Contract status also matters a ton. First-round picks receive two guaranteed years in the NBA, and almost all of them get to the four-year mark because teams understand their development requires a multiple-year investment. Second-rounders aren’t gifted the same amount of patience or security from an NBA team because they’re instantly playing for their next contract and often bouncing down to the G-League.
Based on his play to start the season, Brice Sensabaugh is a legitimate one-and-done. His scoring upside is very clear, and he’s been as consistent as any freshman in the nation. We’re seeing growth from him as a passer and defender over the last few games, and if it continues, he’ll be closer to being a lottery pick than in danger of returning to Ohio State for another year.
Guys like Noah Clowney and Taylor Hendricks have shown a great deal of upside. Hendricks is a terrific athlete in several ways, has the ideal size to play the 4, finishes near the rim with burst, defends, and has legitimate shooting upside. He’s not a primary creator, though, so lottery upside doesn’t feel likely. The same can be said for Clowney, who might play more like a big on the defensive end than Hendricks.
Several prospects have one clear wart to work through, likely pushing their decision late into the Spring to see how progress is made and what feedback they get from agents and teams. Judah Mintz, Tyrese Proctor, and Jalen Hood-Schifino are lead guards with a lack of a 3-point jump shot. Dillon Mitchell, Jordan Walsh, and Julian Phillips are wings with the same challenges.
The ultimate wild card is Baba Miller, the Florida State athlete who hasn’t gotten to play yet this year thanks to an NCAA suspension. Baba is admittedly raw but brimming with unreal upside on both ends of the floor.
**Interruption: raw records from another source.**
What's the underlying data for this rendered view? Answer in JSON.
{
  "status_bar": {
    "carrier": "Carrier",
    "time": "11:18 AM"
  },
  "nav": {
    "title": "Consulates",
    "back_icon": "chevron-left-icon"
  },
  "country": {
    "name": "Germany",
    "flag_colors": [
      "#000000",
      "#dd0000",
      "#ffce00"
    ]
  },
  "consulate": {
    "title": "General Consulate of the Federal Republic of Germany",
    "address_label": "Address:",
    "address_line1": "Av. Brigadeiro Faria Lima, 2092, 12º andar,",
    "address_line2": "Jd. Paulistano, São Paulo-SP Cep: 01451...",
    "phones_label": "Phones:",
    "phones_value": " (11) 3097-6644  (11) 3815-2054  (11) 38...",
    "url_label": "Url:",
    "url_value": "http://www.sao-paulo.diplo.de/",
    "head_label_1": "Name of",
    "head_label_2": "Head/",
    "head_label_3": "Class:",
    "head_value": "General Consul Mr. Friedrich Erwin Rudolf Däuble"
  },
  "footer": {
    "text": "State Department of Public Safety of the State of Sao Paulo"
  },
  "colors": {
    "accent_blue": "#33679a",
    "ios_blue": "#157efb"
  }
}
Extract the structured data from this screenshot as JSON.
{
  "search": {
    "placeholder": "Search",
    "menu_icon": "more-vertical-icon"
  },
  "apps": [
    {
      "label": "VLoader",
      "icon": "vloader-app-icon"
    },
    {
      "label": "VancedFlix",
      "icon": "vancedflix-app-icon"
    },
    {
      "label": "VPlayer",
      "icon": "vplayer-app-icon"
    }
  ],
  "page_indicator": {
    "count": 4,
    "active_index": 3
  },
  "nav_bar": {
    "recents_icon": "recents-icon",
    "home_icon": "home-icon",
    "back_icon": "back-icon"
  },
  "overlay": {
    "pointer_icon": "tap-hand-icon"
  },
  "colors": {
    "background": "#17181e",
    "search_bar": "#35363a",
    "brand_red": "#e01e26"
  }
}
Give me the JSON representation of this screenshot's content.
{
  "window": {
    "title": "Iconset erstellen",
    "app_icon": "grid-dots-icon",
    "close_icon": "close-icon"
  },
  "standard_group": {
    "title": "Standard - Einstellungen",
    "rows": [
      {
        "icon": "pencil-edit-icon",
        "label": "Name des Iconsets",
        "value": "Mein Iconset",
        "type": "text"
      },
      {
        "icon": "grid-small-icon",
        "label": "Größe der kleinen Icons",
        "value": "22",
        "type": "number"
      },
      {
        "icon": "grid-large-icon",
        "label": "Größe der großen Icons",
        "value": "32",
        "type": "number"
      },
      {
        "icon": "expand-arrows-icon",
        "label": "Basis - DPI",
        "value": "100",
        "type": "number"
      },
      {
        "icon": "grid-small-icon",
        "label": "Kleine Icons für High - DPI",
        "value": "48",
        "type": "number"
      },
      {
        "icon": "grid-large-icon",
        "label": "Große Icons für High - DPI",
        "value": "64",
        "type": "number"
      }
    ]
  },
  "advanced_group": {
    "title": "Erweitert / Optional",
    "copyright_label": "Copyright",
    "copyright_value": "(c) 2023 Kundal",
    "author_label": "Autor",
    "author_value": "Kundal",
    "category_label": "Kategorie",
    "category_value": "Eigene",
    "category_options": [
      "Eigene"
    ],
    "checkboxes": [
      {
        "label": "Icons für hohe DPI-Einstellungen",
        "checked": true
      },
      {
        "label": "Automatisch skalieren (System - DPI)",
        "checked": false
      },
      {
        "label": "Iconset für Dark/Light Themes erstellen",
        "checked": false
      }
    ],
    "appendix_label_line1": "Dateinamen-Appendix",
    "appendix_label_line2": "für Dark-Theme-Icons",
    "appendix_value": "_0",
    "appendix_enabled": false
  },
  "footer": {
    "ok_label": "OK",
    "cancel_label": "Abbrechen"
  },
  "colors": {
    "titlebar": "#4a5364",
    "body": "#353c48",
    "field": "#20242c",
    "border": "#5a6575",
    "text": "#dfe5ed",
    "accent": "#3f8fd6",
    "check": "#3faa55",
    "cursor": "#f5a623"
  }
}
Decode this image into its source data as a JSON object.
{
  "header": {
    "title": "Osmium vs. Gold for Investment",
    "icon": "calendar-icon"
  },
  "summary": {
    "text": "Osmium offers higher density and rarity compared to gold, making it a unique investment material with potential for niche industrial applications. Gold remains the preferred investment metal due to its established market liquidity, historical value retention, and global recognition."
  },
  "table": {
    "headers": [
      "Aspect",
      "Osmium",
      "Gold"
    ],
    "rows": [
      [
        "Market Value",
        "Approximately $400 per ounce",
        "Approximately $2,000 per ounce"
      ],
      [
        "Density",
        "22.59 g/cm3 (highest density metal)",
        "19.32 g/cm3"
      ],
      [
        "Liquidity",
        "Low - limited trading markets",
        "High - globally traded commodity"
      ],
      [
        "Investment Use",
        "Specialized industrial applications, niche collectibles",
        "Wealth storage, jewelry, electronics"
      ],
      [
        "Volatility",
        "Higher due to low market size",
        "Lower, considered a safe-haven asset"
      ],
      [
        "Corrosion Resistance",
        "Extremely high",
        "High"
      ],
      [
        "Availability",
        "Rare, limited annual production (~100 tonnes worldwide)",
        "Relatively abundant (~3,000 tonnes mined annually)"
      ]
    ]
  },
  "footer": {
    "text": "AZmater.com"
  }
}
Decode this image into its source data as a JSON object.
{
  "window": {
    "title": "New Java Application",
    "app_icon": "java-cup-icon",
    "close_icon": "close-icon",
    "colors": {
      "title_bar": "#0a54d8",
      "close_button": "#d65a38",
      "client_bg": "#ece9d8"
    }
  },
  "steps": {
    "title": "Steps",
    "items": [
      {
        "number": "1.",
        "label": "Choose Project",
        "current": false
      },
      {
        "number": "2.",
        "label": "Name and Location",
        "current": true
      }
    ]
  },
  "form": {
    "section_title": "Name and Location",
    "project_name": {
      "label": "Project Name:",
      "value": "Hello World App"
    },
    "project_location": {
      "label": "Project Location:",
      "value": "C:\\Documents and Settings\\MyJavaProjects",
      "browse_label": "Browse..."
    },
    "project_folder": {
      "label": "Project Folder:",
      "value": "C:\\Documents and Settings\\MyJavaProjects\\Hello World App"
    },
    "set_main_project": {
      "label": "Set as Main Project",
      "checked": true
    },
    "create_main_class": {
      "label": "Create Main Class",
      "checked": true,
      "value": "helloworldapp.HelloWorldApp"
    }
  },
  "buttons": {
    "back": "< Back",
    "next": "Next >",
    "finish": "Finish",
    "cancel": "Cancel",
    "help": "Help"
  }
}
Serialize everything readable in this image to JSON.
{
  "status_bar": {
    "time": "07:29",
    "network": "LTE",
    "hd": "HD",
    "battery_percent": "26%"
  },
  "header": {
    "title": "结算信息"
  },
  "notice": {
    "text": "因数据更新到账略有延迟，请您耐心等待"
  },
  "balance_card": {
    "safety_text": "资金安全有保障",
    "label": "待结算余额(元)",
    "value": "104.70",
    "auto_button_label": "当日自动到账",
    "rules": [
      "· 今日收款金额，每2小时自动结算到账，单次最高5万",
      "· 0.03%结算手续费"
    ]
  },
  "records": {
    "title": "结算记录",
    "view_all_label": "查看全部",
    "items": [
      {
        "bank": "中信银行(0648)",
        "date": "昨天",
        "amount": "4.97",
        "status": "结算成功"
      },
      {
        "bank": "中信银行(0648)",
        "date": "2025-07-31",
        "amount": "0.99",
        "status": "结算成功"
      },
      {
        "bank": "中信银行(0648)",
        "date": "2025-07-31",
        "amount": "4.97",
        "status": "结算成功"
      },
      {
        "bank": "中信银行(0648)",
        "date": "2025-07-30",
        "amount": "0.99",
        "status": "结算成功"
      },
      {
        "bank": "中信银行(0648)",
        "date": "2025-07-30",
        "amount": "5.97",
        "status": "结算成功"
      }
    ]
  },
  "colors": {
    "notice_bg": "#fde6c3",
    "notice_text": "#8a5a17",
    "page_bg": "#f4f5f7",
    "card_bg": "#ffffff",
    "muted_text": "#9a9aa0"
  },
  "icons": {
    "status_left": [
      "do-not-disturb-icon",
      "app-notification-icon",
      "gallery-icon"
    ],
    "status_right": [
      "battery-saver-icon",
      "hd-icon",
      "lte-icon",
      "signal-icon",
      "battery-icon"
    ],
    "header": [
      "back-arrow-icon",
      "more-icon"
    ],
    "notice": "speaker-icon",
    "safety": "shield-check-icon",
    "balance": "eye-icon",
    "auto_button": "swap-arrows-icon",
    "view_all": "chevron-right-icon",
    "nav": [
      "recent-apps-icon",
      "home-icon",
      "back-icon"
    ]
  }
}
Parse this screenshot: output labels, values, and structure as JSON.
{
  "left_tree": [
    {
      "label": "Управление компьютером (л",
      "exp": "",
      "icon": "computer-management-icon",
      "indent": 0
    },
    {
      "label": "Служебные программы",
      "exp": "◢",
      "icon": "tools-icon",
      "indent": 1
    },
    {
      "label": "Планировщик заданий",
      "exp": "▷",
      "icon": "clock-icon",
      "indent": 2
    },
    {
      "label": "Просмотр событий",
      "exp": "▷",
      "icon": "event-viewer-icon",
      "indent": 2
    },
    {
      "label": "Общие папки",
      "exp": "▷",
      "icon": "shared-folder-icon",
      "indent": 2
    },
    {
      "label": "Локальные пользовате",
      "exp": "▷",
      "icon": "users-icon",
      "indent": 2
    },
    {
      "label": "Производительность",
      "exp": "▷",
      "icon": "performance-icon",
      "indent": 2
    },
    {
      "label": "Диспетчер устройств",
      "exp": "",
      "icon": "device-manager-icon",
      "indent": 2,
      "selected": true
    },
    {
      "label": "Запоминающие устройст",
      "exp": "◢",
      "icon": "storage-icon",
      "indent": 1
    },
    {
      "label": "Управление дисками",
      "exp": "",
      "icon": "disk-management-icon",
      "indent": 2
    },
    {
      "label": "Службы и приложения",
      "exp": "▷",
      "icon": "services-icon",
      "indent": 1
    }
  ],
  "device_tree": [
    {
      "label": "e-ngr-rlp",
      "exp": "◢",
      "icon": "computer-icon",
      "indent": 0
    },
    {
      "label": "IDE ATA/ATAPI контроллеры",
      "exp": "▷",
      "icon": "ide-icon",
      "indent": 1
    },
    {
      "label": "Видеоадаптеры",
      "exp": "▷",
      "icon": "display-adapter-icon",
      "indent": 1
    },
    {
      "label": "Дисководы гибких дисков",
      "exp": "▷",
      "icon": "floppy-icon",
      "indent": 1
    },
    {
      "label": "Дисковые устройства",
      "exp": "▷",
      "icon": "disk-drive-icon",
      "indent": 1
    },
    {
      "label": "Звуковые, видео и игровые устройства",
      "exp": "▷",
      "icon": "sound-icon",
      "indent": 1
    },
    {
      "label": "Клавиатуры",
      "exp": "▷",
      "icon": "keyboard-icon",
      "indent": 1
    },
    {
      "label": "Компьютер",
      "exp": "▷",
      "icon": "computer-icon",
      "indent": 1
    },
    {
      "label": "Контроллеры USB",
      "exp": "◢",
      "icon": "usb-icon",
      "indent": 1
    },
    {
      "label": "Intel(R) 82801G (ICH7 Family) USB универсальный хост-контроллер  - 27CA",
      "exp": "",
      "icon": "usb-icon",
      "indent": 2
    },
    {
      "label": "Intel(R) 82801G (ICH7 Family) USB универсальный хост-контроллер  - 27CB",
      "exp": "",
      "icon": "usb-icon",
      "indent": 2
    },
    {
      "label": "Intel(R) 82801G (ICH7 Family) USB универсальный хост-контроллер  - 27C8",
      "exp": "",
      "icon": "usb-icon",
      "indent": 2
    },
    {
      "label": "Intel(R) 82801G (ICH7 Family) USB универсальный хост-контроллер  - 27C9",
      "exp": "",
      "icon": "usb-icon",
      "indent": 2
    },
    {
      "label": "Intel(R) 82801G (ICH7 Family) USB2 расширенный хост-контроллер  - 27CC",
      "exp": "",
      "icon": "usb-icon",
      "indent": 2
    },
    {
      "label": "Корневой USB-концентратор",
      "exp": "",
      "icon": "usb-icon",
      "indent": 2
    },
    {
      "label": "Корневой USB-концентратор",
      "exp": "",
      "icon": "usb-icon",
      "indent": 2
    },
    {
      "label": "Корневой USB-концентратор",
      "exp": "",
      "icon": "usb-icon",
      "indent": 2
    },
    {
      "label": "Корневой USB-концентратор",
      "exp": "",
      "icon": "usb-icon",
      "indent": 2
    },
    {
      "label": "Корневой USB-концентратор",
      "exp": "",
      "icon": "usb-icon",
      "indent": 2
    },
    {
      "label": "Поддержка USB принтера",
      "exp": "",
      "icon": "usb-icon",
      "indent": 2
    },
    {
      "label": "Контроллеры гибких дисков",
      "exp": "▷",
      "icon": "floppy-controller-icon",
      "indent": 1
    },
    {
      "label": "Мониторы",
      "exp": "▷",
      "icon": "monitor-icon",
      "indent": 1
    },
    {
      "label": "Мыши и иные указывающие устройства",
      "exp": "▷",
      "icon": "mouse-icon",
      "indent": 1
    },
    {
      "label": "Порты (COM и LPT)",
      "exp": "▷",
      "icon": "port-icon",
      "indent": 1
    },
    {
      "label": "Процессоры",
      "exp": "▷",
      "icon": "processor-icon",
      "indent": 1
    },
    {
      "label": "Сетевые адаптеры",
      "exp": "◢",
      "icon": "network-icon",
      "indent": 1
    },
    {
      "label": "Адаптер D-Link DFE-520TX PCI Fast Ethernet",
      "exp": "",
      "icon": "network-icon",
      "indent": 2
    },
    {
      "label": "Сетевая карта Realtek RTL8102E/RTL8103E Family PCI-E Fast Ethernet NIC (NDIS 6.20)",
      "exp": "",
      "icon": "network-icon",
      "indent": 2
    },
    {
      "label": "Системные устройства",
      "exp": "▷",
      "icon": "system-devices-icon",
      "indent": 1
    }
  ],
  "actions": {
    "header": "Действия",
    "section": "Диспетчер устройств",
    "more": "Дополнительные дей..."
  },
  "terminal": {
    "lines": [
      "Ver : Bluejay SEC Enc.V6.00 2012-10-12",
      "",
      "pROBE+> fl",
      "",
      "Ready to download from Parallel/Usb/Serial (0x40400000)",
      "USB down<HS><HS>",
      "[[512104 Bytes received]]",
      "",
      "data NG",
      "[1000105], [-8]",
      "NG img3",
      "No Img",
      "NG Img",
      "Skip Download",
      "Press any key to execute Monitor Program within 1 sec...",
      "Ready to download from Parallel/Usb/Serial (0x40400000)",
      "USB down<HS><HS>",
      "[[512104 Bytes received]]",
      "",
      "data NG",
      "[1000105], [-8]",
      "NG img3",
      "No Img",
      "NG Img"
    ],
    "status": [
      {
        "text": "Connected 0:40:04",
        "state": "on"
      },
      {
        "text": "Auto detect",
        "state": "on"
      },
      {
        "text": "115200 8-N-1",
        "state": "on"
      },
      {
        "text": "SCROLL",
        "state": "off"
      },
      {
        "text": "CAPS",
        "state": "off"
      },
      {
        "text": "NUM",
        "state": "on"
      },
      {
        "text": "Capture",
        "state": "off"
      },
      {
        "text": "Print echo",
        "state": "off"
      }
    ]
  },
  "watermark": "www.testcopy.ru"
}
He’s 6’11”, can handle and shoot, moves like a guard, and fits the mold of several new-age players like Aleksej Pokusevski or Bol Bol. With that upside, marginal production at Florida State will turn him into a very legitimate first-round pick. He is one of the few freshmen with a legitimate pre-draft claim.
There is one last factor into the draft declaration process that certainly factors into a prospect’s decision. It’s what we refer to as the crunch from below, and it’s the phenomenon where highly-touted incoming freshmen might overshadow or take away from the ability to grow into a leading role as a sophomore. If a talented freshman decides he needs more time to turn pro, his second collegiate season has to put him in great position to be a first-round pick, otherwise, he’s more likely to be a four-year college player. There’s nothing wrong with that path, but if the goal is to get drafted as high as possible, then analyzing the landscape for future recruits and potential top prospects is important. It’s an issue that only tends to impact prospects at blueblood universities, but we’ve seen how difficult it can be for sophomores at places like Kentucky and Duke to punch their way into the first round when a talented new crop of freshmen comes in every year.
The point is, particularly in online discourse, there’s a lack of understanding of how few freshmen find their way into the NBA right away. While we could make the case for about 30 of them as 2023 draft prospects, not all of them can get drafted, so we have to be careful with utilizing our platforms to encourage these youngsters to declare. Contract constraints in the NBA, trends for how many freshmen typically get drafted, and the merits of waiting a year before they declare to increase their draft position all will prevent the amount of one-and-dones from skyrocketing in 2023.